Elected reps and airport push for completion of Urban Loop around Greensboro

by Jordan Green

Elected reps and airport push for completion of Urban Loop around Greensboro

Close on the heels of a trip to Raleigh by Greensboro City Councilman Robbie Perkins and City Manager Rashad Young late last month to meet with state transportation officials, city council members met with the Guilford County legislative delegation to lobby for changes in the state’s transportation funding formula to expedite the completion of the Urban Loop.

The city wants to see state legislation passed to raise the priority of projects in which the city banks land for right of way, as Greensboro plans to do. Perkins said the state has committed to buy the land from the city at the amount the city paid for it, plus interest.

Perkins said the Greensboro delegation was told by Transportation Secretary Gene Conti and Chief Operating Officer Jim Trogdon “that if you put the money in it will be noticed.”

Perkins said he and Young asked the state transportation department to consider the Urban Loop about three segments, so that the project’s ranking will improve in the state’s cost-benefit analysis. Perkins and Young told the transportation officials that the city’s first priority is to complete the eastern segment, which connects US Highway 70 with US Highway 29. The second highest priority is the northwestern segment connecting Bryan Boulevard to US Highway 220. Last is the segment that cuts across several residential neighborhoods in the northern part of the city.

The Piedmont Triad Airport Authority passed a resolution days earlier supporting the completion of the remaining portion of the Urban Loop.

Assistant Director Kevin Baker said the airport views the completion of the Urban Loop as critical to attracting air passengers and opening up markets for goods shipped through the airport in northern an eastern points in Rockingham County and, beyond that, in Virginia.

“The main thing would be that it provides a critical link to anticipated high-growth areas around the airport east and north of Greensboro,” he said.

Rep. Earl Jones, who chairs the Guilford County delegation, and Sen. Don Vaughan, said any initiative to tweak state funding criteria to benefit the Urban Loop would likely find support from Senate Republican Leader Phil Berger and Rep. Nelson Cole, two powerful lawmakers from Rockingham County.

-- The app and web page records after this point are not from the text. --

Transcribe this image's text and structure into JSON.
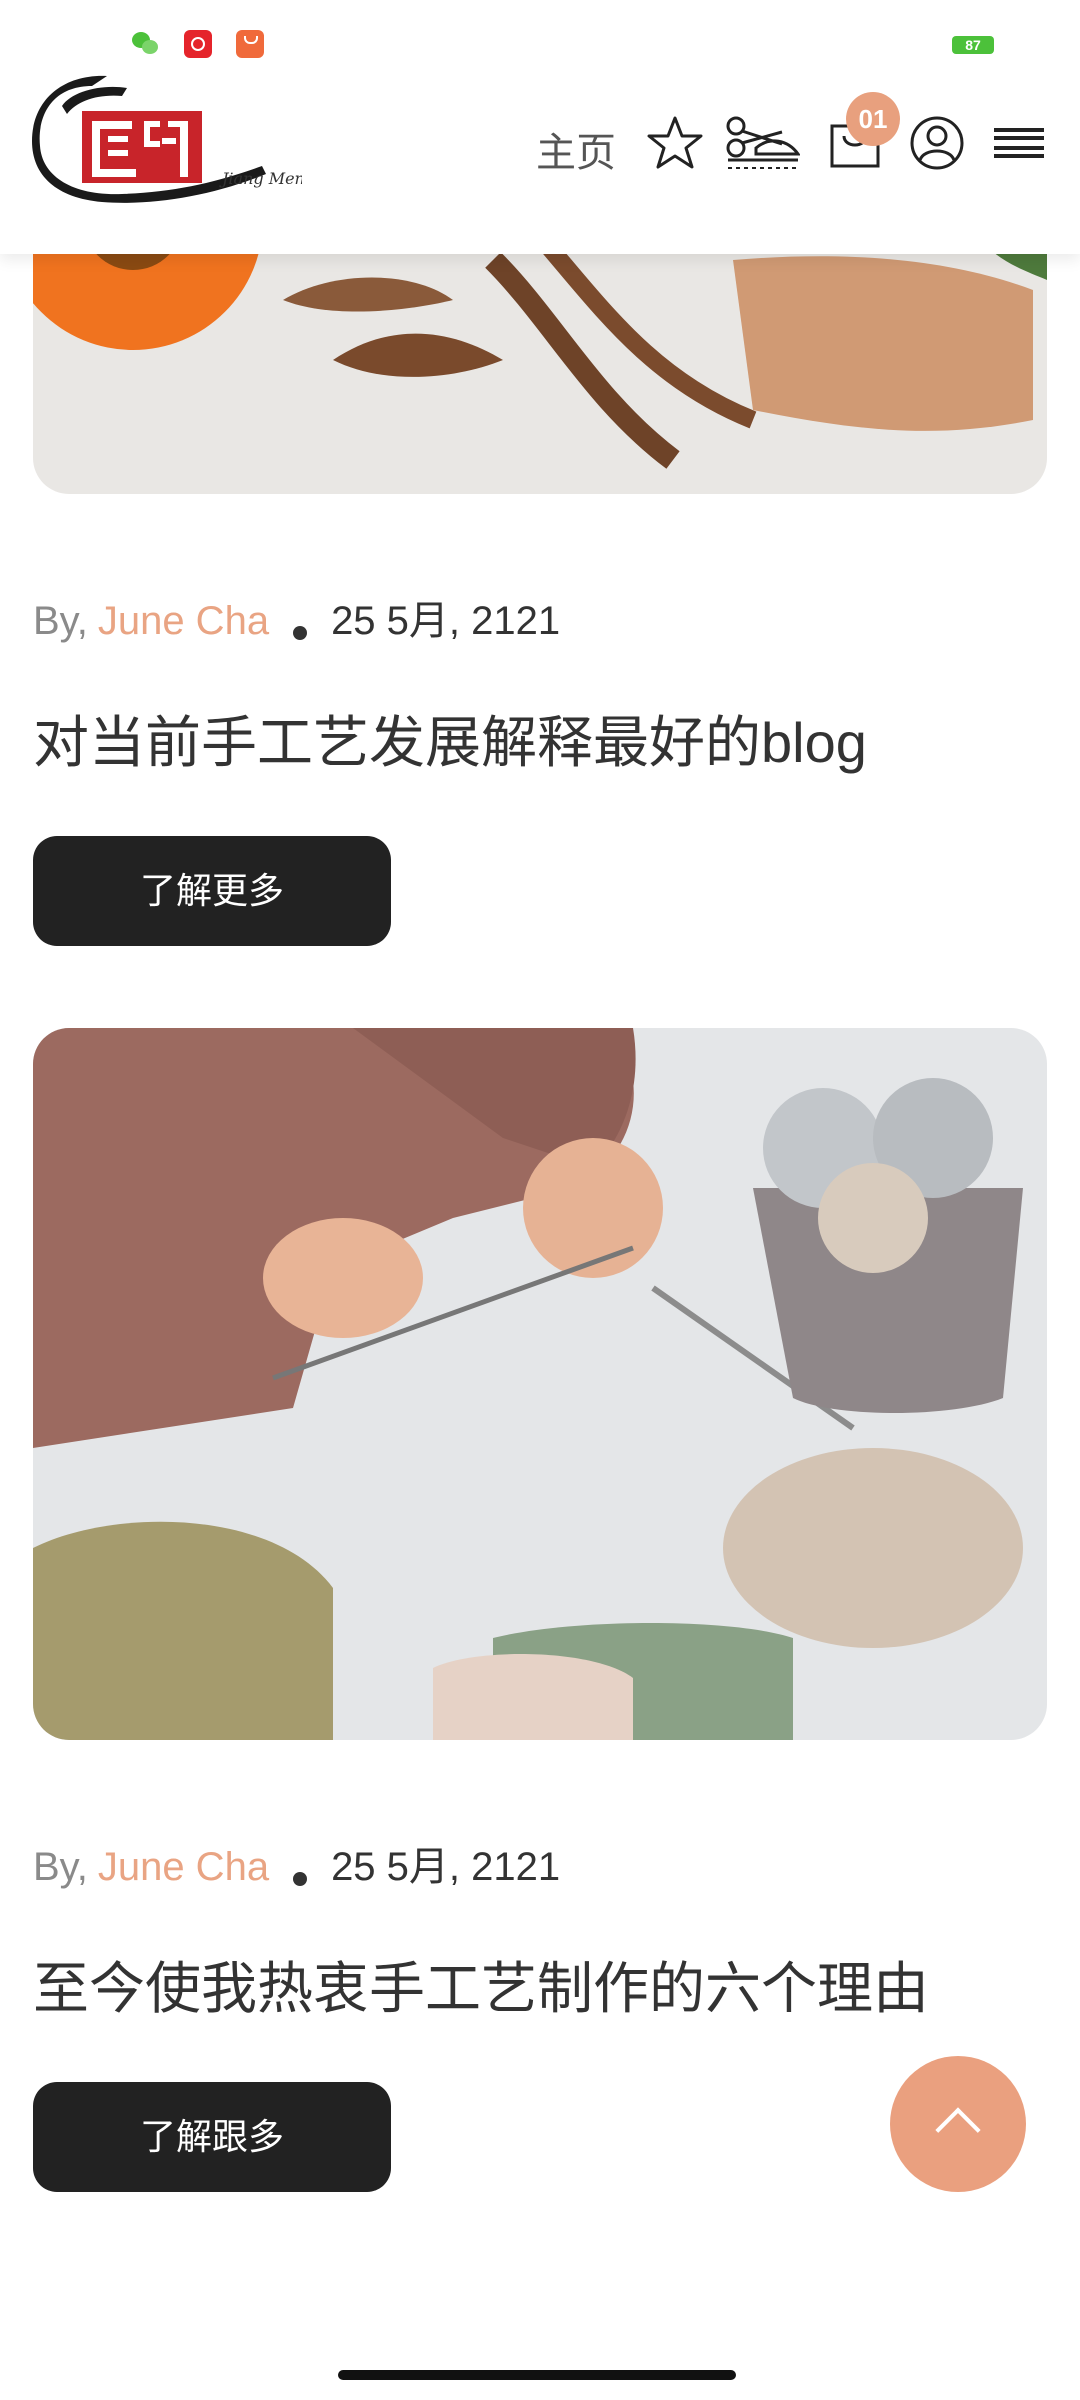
{
  "status_bar": {
    "battery": "87"
  },
  "header": {
    "home_label": "主页",
    "cart_count": "01"
  },
  "posts": [
    {
      "by": "By,",
      "author": "June Cha",
      "date": "25 5月, 2121",
      "title": "对当前手工艺发展解释最好的blog",
      "button": "了解更多"
    },
    {
      "by": "By,",
      "author": "June Cha",
      "date": "25 5月, 2121",
      "title": "至今使我热衷手工艺制作的六个理由",
      "button": "了解跟多"
    }
  ],
  "colors": {
    "accent": "#e9a483",
    "button_bg": "#222222"
  }
}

Berger is the highest-ranked Republican in the Senate, and Cole chairs the Appropriations Subcommittee on Transportation. Both have reportedly expressed interest in seeing the project.

The short session, which falls on evennumbered years, is typically reserved for noncontroversial legislation or bills connected with the budget, and Jones said the funding formula amendment requested by the city is likely to be considered in 2011. It could run into opposition from lawmakers representing both the western and eastern ends of the state.

“When you have a highway system connecting Charlotte to Raleigh with Greensboro in between, we’re all kind of allied,” Jones said. “It’s when you get out of that with the east versus west [dynamic] that you run into trouble.”

Greensboro City Manager Rashad Young and Assistant City Manager Denise Turner meet with NC Rep. Laura Wiley during ameeting last week. (photo by Jordan Green)